Identify the sort of questions: If you are able to identify what type of question has been asked (access and identify, integrate and interpret, evaluate and reflect) it will help you to respond more effectively. By practicing question-type identification you will become faster and more confident when responding to questions.
Find the evidence: If you have been asked to infer meaning from the text, make sure you find evidence in the text. Don’t just answer according to what you think you know. Pay attention to vocabulary in both the text and the questions as it will help you to narrow down the correct answer.
Process of elimination: Use the process of elimination to help clarification and your chances of responding accurately. Don’t just focus on one part of the question. Make sure you have picked the answer that most closely matches the whole question.
If in doubt – make a note: In the LANTITE test you are given a piece of paper. Do not spend too long on any one question, but if you are uncertain, put an answer but make a note of the question number so that you can return to it at the end.
Double check: Make sure you have been thorough when reading the question and the text. It is easy to make silly mistakes. It pays to check, rather than having to pay again to re-sit the test.
Don’t listen to naysayers. It is easy to get in a flap and think there is nothing you can do to improve your reading comprehension and response skills, but that is not true. Like anything you will improve if you are taught how to go about it and you practise.

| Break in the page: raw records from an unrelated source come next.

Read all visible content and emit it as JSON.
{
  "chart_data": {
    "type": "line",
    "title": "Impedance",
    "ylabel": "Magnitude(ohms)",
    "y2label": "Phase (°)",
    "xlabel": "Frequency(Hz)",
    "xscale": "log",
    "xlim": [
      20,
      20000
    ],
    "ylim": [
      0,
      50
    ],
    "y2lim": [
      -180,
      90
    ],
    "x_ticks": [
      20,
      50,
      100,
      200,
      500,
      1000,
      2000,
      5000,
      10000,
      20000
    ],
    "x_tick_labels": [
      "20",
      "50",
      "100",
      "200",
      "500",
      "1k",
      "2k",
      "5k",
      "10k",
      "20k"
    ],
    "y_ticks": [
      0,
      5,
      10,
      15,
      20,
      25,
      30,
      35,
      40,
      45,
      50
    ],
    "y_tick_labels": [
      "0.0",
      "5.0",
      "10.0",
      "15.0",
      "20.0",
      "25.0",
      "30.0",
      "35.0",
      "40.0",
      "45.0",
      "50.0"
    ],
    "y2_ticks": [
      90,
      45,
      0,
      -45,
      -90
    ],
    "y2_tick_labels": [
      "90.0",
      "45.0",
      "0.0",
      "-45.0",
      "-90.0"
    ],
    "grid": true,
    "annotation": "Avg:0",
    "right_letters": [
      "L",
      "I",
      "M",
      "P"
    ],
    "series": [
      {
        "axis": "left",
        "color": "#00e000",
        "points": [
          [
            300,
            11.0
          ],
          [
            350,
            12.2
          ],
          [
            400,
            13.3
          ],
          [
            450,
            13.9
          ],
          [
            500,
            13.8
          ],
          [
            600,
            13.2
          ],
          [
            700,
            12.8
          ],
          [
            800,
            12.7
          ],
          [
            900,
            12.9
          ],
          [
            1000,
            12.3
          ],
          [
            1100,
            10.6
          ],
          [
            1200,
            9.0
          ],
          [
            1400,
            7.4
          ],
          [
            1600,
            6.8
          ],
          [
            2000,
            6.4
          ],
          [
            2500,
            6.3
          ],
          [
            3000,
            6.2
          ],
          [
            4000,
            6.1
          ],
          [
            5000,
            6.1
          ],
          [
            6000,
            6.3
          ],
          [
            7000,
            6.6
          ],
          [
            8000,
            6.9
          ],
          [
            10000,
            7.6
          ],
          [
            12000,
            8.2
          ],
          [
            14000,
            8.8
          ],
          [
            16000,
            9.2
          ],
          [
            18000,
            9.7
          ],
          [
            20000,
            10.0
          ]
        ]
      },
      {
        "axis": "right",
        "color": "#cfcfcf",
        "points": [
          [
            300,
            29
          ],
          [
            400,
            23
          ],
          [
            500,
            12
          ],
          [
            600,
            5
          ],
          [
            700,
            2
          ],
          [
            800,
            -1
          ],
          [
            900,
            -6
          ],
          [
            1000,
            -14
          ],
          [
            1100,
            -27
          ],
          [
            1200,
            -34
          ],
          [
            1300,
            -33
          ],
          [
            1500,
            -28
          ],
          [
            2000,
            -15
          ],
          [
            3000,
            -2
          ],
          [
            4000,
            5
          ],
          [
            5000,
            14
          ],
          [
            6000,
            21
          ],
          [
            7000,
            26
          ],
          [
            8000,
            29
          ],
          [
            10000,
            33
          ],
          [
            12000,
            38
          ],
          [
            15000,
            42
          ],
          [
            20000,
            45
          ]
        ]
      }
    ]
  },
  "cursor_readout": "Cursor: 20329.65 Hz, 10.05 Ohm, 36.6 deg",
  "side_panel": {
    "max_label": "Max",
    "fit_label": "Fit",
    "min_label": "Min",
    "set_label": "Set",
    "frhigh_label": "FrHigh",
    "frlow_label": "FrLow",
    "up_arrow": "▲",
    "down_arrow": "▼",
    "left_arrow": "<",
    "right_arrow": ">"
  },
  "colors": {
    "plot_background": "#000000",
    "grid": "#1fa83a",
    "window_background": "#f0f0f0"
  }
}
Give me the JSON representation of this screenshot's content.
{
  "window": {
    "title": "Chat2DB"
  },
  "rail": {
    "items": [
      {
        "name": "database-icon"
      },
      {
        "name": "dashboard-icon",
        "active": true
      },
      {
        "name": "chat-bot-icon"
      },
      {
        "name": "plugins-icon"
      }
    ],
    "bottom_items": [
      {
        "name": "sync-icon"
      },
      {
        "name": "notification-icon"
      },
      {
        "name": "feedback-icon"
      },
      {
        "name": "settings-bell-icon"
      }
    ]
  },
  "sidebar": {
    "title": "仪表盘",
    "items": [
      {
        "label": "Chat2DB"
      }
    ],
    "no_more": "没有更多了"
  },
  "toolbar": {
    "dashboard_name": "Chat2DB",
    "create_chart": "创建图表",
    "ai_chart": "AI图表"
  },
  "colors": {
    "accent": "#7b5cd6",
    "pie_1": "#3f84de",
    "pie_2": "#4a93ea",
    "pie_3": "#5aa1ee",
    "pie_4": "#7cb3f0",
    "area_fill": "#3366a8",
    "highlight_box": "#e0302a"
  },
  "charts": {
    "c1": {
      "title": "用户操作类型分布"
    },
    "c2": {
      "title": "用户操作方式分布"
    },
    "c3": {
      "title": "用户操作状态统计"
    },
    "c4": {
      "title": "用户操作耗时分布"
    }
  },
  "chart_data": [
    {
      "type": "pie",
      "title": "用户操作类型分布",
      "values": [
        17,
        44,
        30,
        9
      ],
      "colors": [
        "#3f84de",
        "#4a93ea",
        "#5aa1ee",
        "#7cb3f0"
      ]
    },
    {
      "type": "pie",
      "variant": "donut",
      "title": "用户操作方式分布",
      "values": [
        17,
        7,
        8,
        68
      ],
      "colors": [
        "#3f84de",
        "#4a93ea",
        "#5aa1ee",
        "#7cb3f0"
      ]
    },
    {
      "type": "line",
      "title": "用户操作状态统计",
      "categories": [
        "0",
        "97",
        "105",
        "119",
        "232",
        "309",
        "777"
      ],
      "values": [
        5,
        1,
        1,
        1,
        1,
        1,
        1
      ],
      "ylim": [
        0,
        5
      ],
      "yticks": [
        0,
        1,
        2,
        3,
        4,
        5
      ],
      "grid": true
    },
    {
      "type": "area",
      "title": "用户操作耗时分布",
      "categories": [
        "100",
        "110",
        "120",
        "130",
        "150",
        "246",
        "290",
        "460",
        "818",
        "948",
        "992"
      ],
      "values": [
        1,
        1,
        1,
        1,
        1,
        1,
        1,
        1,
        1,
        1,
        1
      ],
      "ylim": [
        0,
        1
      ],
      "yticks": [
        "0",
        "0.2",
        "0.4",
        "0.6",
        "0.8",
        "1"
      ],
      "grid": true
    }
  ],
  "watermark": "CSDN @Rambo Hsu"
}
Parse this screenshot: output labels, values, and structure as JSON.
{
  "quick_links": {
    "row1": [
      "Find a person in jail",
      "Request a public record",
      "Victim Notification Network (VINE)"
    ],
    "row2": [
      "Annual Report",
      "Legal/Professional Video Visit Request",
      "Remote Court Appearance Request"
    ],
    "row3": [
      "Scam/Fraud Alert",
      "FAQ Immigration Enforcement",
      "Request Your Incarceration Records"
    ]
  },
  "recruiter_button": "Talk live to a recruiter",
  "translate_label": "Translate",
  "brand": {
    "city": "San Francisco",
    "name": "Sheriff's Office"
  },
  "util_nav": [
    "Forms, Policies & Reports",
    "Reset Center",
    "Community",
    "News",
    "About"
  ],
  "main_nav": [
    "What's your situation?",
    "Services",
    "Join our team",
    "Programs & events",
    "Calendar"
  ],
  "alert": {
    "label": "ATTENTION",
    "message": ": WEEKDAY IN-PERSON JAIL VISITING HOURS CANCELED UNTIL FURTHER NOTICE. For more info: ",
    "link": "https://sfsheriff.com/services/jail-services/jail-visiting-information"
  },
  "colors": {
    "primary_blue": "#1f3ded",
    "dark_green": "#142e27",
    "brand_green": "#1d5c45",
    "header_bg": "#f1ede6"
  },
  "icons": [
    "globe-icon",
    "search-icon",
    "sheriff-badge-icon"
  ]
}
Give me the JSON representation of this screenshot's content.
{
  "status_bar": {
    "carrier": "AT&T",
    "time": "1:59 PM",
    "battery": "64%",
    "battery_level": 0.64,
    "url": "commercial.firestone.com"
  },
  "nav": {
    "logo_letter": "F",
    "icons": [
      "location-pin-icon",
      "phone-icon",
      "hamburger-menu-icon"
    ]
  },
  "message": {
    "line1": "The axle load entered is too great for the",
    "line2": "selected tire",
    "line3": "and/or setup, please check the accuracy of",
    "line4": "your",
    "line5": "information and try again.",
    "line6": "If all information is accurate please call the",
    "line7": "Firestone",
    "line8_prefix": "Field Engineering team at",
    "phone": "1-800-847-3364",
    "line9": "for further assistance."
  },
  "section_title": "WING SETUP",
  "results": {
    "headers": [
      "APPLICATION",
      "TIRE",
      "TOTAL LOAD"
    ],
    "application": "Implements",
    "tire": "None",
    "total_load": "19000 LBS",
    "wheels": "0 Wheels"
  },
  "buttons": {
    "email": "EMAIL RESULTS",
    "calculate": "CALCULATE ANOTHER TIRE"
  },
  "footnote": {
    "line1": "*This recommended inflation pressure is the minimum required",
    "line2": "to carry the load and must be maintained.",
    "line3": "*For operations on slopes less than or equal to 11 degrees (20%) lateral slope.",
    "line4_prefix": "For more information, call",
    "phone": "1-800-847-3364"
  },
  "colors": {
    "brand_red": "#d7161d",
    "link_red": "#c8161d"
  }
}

I’ll say it again – practise! Like most skills, the more time and effort you put into reading and responding to questions about a text, the better your performance will become. Improving reading skills can require a long-term approach, so I wouldn’t advise leaving it until the last minute. Start reading articles and texts that are pertinent to the education. Don’t forget that the LANTITE is framed within the educational context, so the majority of passages of writing you are likely to be faced with will be of an educational nature. When you become teachers, please, please remember that the skills associated with reading comprehension need to be taught explicitly. Get practising and best of luck!